The draft statement released by the Corps almost exactly one year ago was widely favorable to Cape Wind, but the Minerals Management Service and other Interior Department bureaus - including the U.S. Fish and Wildlife Service, National Park Service and U.S. Geological Survey - were highly critical of the statement.
Dr. Rodney E. Cluck of the Minerals Management Service's Environmental Assessment Branch questioned the objectivity of an early version of Corps' review, and in the Interior Department's official written comments to the Corps last February, other bureaus called the draft statement inaccurate, misleading and inadequate.
In its official comments, the Minerals Management Service also suggested that Cape Wind should have conducted a three-year, year-round study of bird species. Additional bird studies pose one of the longest potential delays to the project's permitting process.
Supporters and opponents of the project are now waiting to see how the Minerals Management Service handles its new role.
"We're anxious to see how they go about the process," Mr. Forest said. "We have received numerous verbal assurances from Department of Interior and the Minerals Management Service that they will be quite judicious as to how they exercise this authority and will act aggressively to be responsible stewards of the marine environment."
Cape Wind officials have said that every day of delay makes their project more expensive and reduces its benefits to residents of the region. The estimated project cost is at least $800 million and growing. Developers estimate the proposed 130 wind turbines would produce enough electricity to power roughly three-quarters of the Cape and Islands.
"We acknowledge there might be a temporary blip on the schedule - it's inevitable in the hand-over from one agency to another," Mr. Rodgers said. "But we're hoping that the Minerals Management Service is going to be able to hit the ground running and eventually reach the point that has been our goal along - where the regulatory agency has all the information needed to make a decision in the public interest," he continued.
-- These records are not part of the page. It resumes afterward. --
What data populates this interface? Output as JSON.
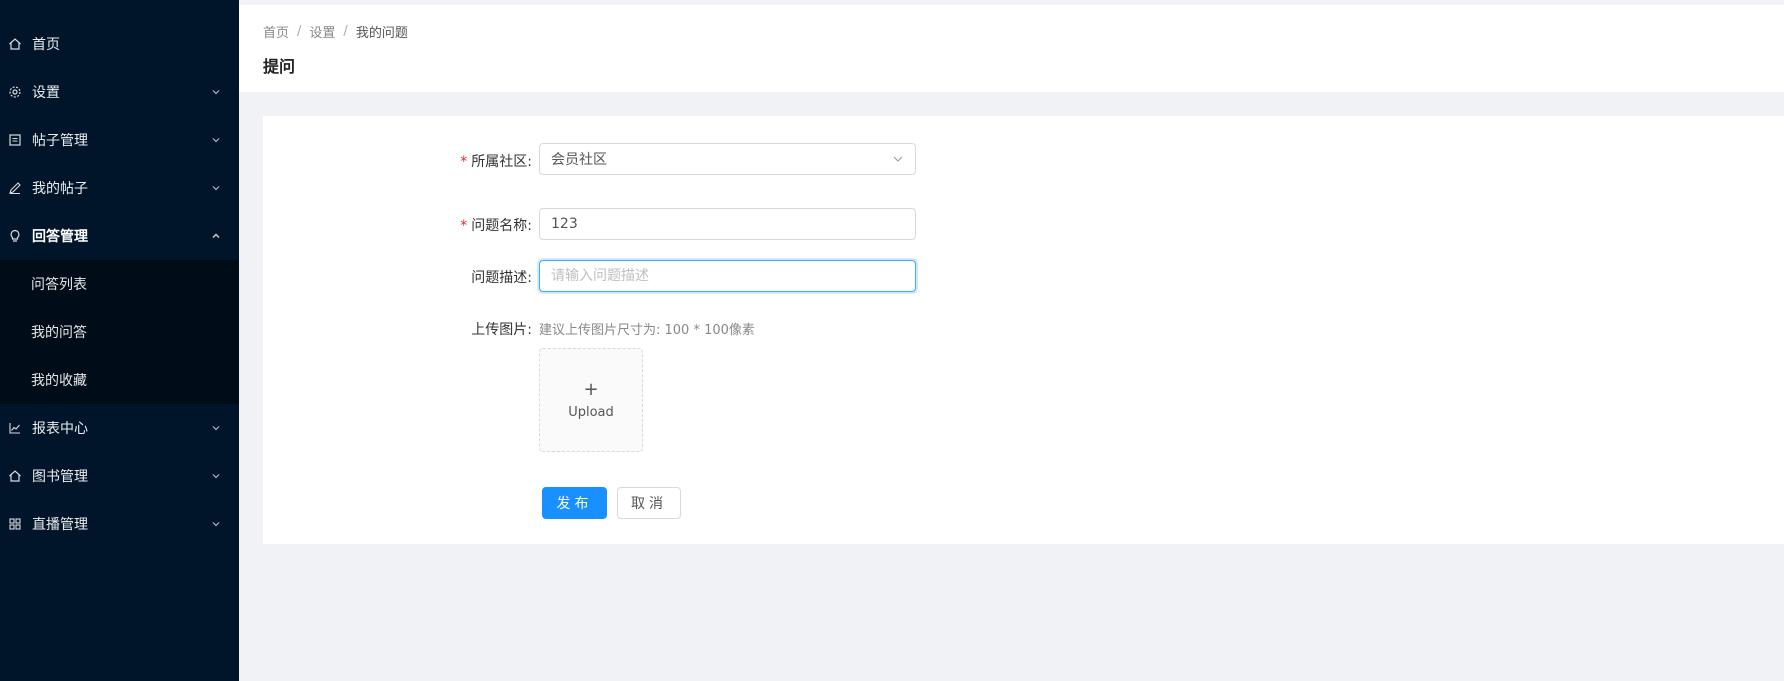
{
  "sidebar": {
    "items": [
      {
        "label": "首页",
        "icon": "home-icon"
      },
      {
        "label": "设置",
        "icon": "gear-icon"
      },
      {
        "label": "帖子管理",
        "icon": "document-icon"
      },
      {
        "label": "我的帖子",
        "icon": "edit-icon"
      },
      {
        "label": "回答管理",
        "icon": "bulb-icon"
      },
      {
        "label": "报表中心",
        "icon": "line-chart-icon"
      },
      {
        "label": "图书管理",
        "icon": "home-icon"
      },
      {
        "label": "直播管理",
        "icon": "grid-icon"
      }
    ],
    "submenu": [
      "问答列表",
      "我的问答",
      "我的收藏"
    ]
  },
  "header": {
    "breadcrumb": [
      "首页",
      "设置",
      "我的问题"
    ],
    "separator": "/",
    "title": "提问"
  },
  "form": {
    "community": {
      "label": "所属社区:",
      "value": "会员社区",
      "required": true
    },
    "question_name": {
      "label": "问题名称:",
      "value": "123",
      "required": true
    },
    "description": {
      "label": "问题描述:",
      "placeholder": "请输入问题描述"
    },
    "upload": {
      "label": "上传图片:",
      "hint": "建议上传图片尺寸为: 100 * 100像素",
      "plus": "+",
      "text": "Upload"
    },
    "submit_label": "发布",
    "cancel_label": "取消",
    "required_mark": "*"
  },
  "colors": {
    "sidebar_bg": "#001529",
    "submenu_bg": "#000c17",
    "primary": "#1890ff",
    "required": "#f5222d",
    "page_bg": "#f0f2f5"
  }
}
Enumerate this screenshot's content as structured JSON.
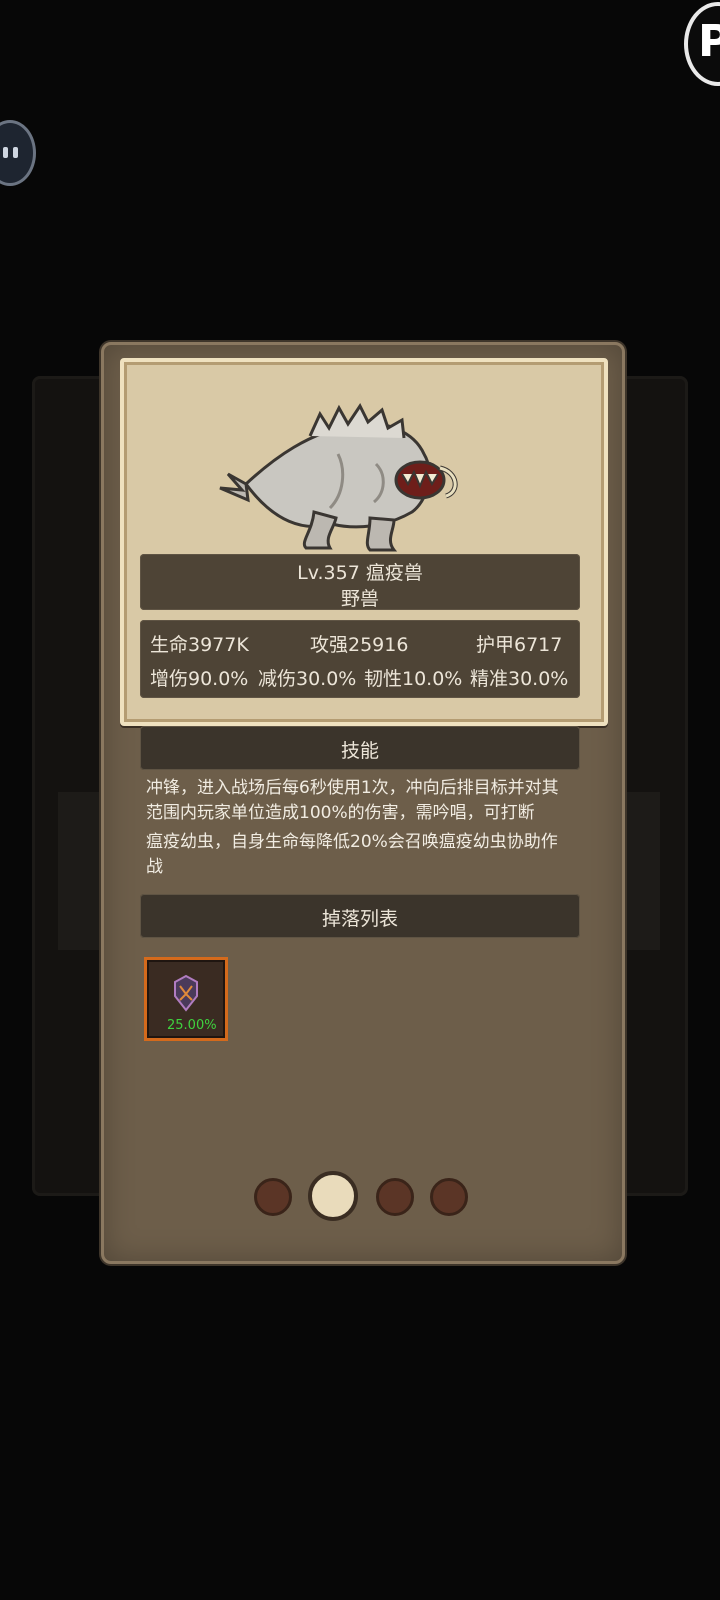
{
  "monster": {
    "title": "Lv.357 瘟疫兽",
    "category": "野兽"
  },
  "stats": {
    "row1": [
      "生命3977K",
      "攻强25916",
      "护甲6717"
    ],
    "row2": [
      "增伤90.0%",
      "减伤30.0%",
      "韧性10.0%",
      "精准30.0%"
    ]
  },
  "skill": {
    "header": "技能",
    "lines": [
      "冲锋，进入战场后每6秒使用1次，冲向后排目标并对其",
      "范围内玩家单位造成100%的伤害，需吟唱，可打断",
      "瘟疫幼虫，自身生命每降低20%会召唤瘟疫幼虫协助作",
      "战"
    ]
  },
  "drops": {
    "header": "掉落列表",
    "items": [
      {
        "icon": "armor-piece-icon",
        "chance": "25.00%"
      }
    ]
  },
  "pager": {
    "count": 4,
    "active": 2
  },
  "corner_badge": "P",
  "colors": {
    "panel": "#6d5e4a",
    "card": "#d9c9a6",
    "drop_frame": "#d46a1c",
    "drop_chance": "#3fd23f"
  }
}
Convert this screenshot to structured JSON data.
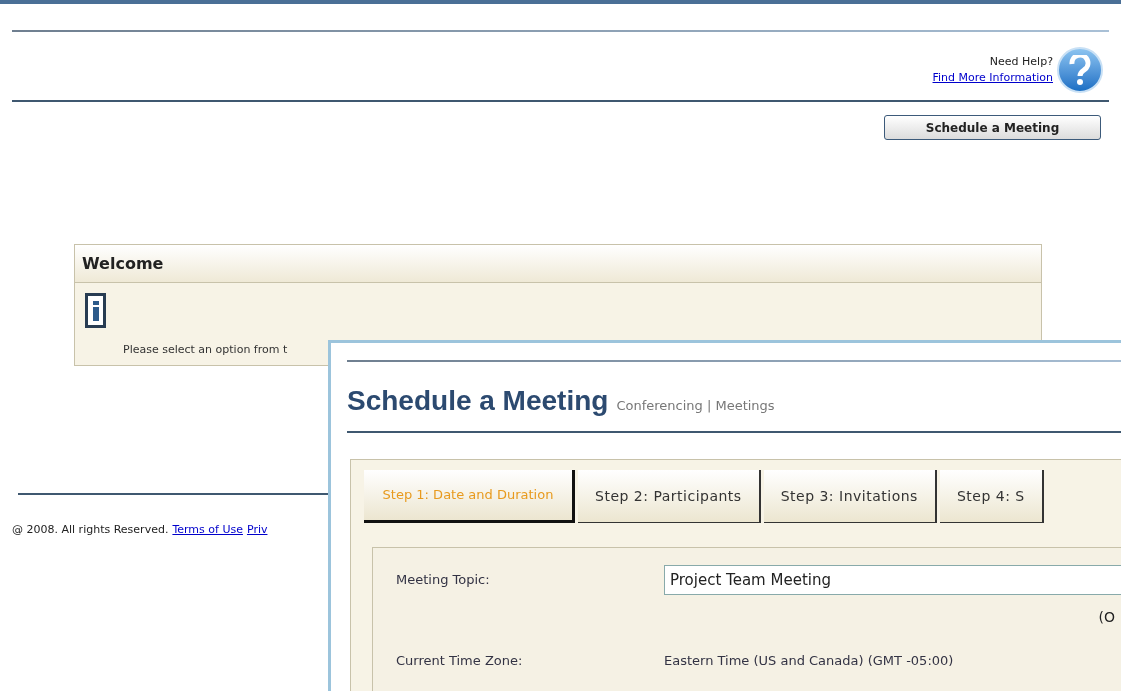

"Because we're confident that if we can get to that point, it's going to be a no-brainer."